One of the things that struck me most profoundly about the Kunstler film was the way that the language about institutional racism in the late 1960s early 1970s is so strikingly different from the way we talk about race and racism today.    What I mean about the language around institutional racism is that Kunstler would say things like, “the white power structure” or “the racist court system” and “all whites are racist” and “we (whites) are responsible for letting this racist power structure continue.”

This language and way of talking about racism is all in the category of “stuff you just don’t hear anymore.”

The power of calling out the white power structure and the way that individual whites participate in this racism was clearest for me in the film when they were exploring the issue of the uprising at Attica Correctional Facility in upstate New York.  Kunstler got called in as a negotiator for the prisoners.  This attempt failed and dozens of people – both inmates and guards – were killed by the state who went in and shot them.   after the uprising was put down, there’s this amazing archival footage of one of the white soldiers (national guard?) who went in to the prison,  and he’s got his fist in the air, pumping it victoriously and he says, “Yeah, that’s what I’m talking about…. white power!”   it’s just a chilling moment that also perfectly illustrates what Kunstler’s been saying throughout the film.

Following soon after that, Kunstler went to the seige at Wounded Knee to serve as a negotiator for Native Americans in AIM who were staging a protest there, demanding that the U.S. Government honor centuries of broken treaties.   Kunstler was able to help avoid a massacre there and successfully defended Russell Banks and Dennis Banks, two of the leaders of the protest, at their subsequent trial in federal court.
Kunstler’s daughters (the filmmakers) were thoughtful about racism and their father’s struggle against it.   I especially liked when they went back and tried to find out how their dad began to be conscious about racism.  They included a brief section in the film that addressed this issue, noting that Kunstler’s race consciousness certainly didn’t come from his parents, who had black servants that used separate toilets and ate apart from the family in the kitchen.   This is illustrated by home-movie footage of one of the nameless-black-servants in the family serving the grandmother and one of the filmmakers when she was a child.
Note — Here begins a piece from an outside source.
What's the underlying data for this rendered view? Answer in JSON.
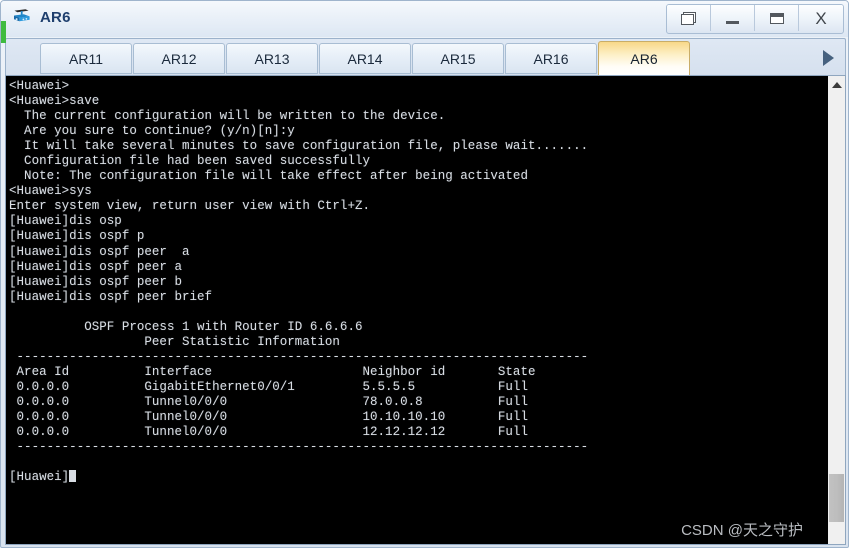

The filmmakers were less thoughtful, in my view, in exploring their own racism around their objection to their father’s defending Yusef Salaam, one of the alleged “Central Park jogger rapists.”   Years later, of course, Salaam’s conviction was overturned, and thus Kunstler’s defense of him was vindicated, but I wish the filmmakers had done more with this.

Returning to my point about the language around racism, the way the film is advertised and promoted and discussed (i heard a long interview with the filmmakers in which they never mentioned racism even once) is more typical of the way racism gets addressed today, which is in this oblique, passive-voice kind of way.

Today, to the extent that experts and non-experts even acknowledge racism, they may refer to “structural racism” or (in the world of public health where I work) “racial disparites.”   But these all happen in the passive voice.  Racial disparities just “happen.”   There are no actors in today’s language of racial inequality.     In Kunstler’s heydey (the civil rights era), there were clearly people who were responsible for the oppression of people of color, and it was white people acting in the interest of a white power structure.   Losing that language, we’ve lost some clarity about what is at the root of racial inequality.  Today, it seems, no one’s responsible as we live in this ‘racism without racists’ post-civil rights era.